Exercise material:
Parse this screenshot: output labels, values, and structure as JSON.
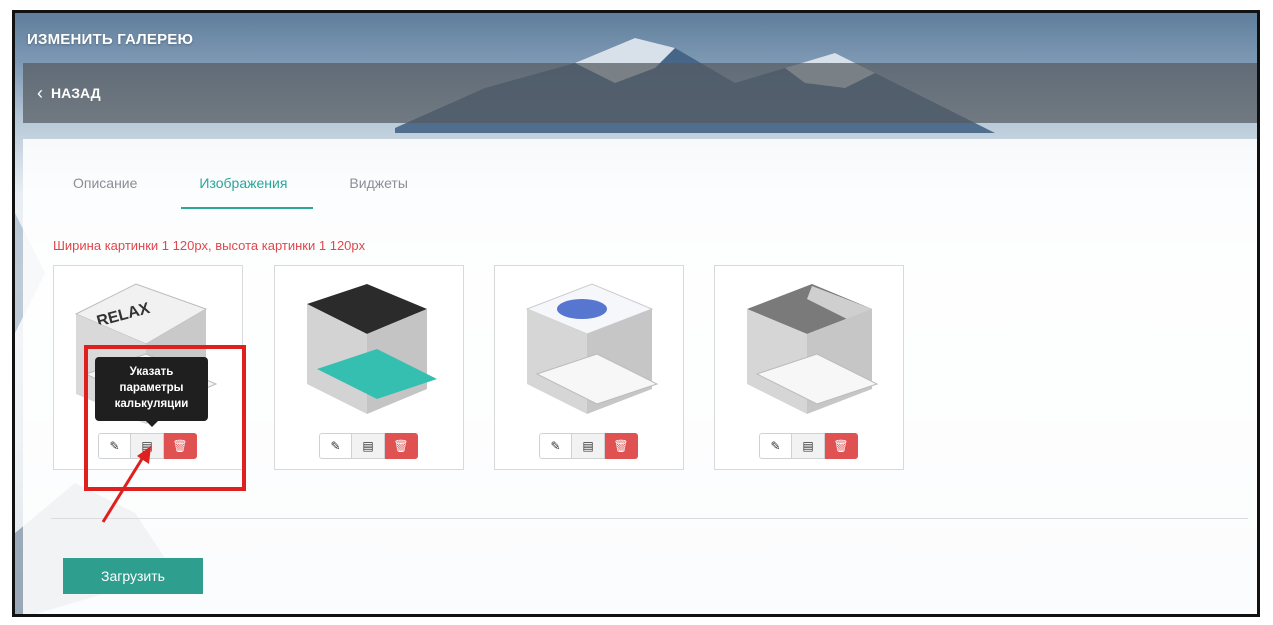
{
  "header": {
    "title": "ИЗМЕНИТЬ ГАЛЕРЕЮ",
    "back_label": "НАЗАД"
  },
  "tabs": [
    {
      "label": "Описание",
      "active": false
    },
    {
      "label": "Изображения",
      "active": true
    },
    {
      "label": "Виджеты",
      "active": false
    }
  ],
  "hint": "Ширина картинки 1 120px, высота картинки 1 120px",
  "gallery": {
    "items": [
      {
        "thumbnail": "business-cards-relax-refresh-renew"
      },
      {
        "thumbnail": "business-cards-black-white-portrait-teal"
      },
      {
        "thumbnail": "business-cards-blue-watercolor"
      },
      {
        "thumbnail": "business-cards-grey-photo"
      }
    ],
    "actions": {
      "edit_icon": "pencil-icon",
      "calc_icon": "calculator-icon",
      "delete_icon": "trash-icon"
    }
  },
  "tooltip": {
    "line1": "Указать",
    "line2": "параметры",
    "line3": "калькуляции"
  },
  "upload_label": "Загрузить",
  "colors": {
    "accent": "#2aa79a",
    "danger": "#e05252",
    "hint": "#e0474c",
    "highlight": "#e01f1f"
  }
}
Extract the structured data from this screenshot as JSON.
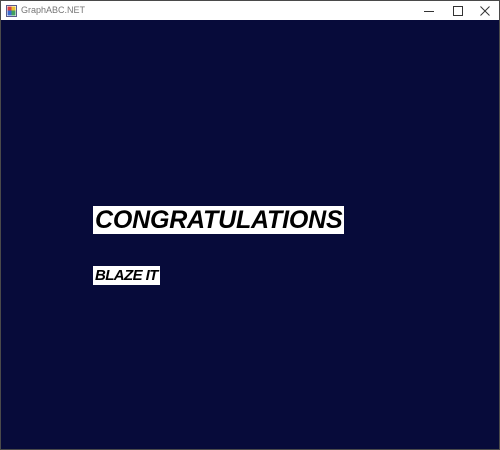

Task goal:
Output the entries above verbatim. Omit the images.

Answer:
Parse this screenshot: output labels, values, and structure as JSON.
{
  "header": {
    "title": "ИЗМЕНИТЬ ГАЛЕРЕЮ",
    "back_label": "НАЗАД"
  },
  "tabs": [
    {
      "label": "Описание",
      "active": false
    },
    {
      "label": "Изображения",
      "active": true
    },
    {
      "label": "Виджеты",
      "active": false
    }
  ],
  "hint": "Ширина картинки 1 120px, высота картинки 1 120px",
  "gallery": {
    "items": [
      {
        "thumbnail": "business-cards-relax-refresh-renew"
      },
      {
        "thumbnail": "business-cards-black-white-portrait-teal"
      },
      {
        "thumbnail": "business-cards-blue-watercolor"
      },
      {
        "thumbnail": "business-cards-grey-photo"
      }
    ],
    "actions": {
      "edit_icon": "pencil-icon",
      "calc_icon": "calculator-icon",
      "delete_icon": "trash-icon"
    }
  },
  "tooltip": {
    "line1": "Указать",
    "line2": "параметры",
    "line3": "калькуляции"
  },
  "upload_label": "Загрузить",
  "colors": {
    "accent": "#2aa79a",
    "danger": "#e05252",
    "hint": "#e0474c",
    "highlight": "#e01f1f"
  }
}
Extract the structured data from this screenshot as JSON.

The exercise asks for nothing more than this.